Given data Block Start

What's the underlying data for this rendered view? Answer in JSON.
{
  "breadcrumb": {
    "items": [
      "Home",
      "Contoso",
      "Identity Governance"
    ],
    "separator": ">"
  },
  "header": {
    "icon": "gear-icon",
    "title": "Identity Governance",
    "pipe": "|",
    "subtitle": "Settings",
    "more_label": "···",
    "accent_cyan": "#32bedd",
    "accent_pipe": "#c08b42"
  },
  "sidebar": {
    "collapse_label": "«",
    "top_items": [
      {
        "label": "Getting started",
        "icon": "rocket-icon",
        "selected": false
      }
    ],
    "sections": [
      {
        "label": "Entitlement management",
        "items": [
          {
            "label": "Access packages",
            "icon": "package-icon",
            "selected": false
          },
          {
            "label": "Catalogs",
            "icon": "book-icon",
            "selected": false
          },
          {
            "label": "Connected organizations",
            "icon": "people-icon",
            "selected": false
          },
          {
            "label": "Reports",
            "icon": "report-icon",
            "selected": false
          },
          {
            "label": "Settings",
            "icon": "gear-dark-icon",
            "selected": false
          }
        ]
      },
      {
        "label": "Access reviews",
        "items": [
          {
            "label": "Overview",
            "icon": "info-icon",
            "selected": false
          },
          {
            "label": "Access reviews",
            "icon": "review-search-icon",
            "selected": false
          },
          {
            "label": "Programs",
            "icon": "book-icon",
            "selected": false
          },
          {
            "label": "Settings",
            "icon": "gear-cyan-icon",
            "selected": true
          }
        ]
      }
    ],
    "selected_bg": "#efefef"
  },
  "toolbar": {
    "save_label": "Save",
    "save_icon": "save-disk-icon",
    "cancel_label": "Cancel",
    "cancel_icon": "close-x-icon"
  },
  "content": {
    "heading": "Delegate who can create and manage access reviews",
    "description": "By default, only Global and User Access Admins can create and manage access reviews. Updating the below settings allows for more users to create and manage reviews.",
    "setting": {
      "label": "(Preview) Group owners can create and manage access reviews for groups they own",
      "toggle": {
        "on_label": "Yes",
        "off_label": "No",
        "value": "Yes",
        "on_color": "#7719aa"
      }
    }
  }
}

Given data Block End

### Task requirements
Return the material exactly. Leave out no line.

### Answer for this exercise
What's the underlying data for this rendered view? Answer in JSON.
{
  "breadcrumb": {
    "items": [
      "Home",
      "Contoso",
      "Identity Governance"
    ],
    "separator": ">"
  },
  "header": {
    "icon": "gear-icon",
    "title": "Identity Governance",
    "pipe": "|",
    "subtitle": "Settings",
    "more_label": "···",
    "accent_cyan": "#32bedd",
    "accent_pipe": "#c08b42"
  },
  "sidebar": {
    "collapse_label": "«",
    "top_items": [
      {
        "label": "Getting started",
        "icon": "rocket-icon",
        "selected": false
      }
    ],
    "sections": [
      {
        "label": "Entitlement management",
        "items": [
          {
            "label": "Access packages",
            "icon": "package-icon",
            "selected": false
          },
          {
            "label": "Catalogs",
            "icon": "book-icon",
            "selected": false
          },
          {
            "label": "Connected organizations",
            "icon": "people-icon",
            "selected": false
          },
          {
            "label": "Reports",
            "icon": "report-icon",
            "selected": false
          },
          {
            "label": "Settings",
            "icon": "gear-dark-icon",
            "selected": false
          }
        ]
      },
      {
        "label": "Access reviews",
        "items": [
          {
            "label": "Overview",
            "icon": "info-icon",
            "selected": false
          },
          {
            "label": "Access reviews",
            "icon": "review-search-icon",
            "selected": false
          },
          {
            "label": "Programs",
            "icon": "book-icon",
            "selected": false
          },
          {
            "label": "Settings",
            "icon": "gear-cyan-icon",
            "selected": true
          }
        ]
      }
    ],
    "selected_bg": "#efefef"
  },
  "toolbar": {
    "save_label": "Save",
    "save_icon": "save-disk-icon",
    "cancel_label": "Cancel",
    "cancel_icon": "close-x-icon"
  },
  "content": {
    "heading": "Delegate who can create and manage access reviews",
    "description": "By default, only Global and User Access Admins can create and manage access reviews. Updating the below settings allows for more users to create and manage reviews.",
    "setting": {
      "label": "(Preview) Group owners can create and manage access reviews for groups they own",
      "toggle": {
        "on_label": "Yes",
        "off_label": "No",
        "value": "Yes",
        "on_color": "#7719aa"
      }
    }
  }
}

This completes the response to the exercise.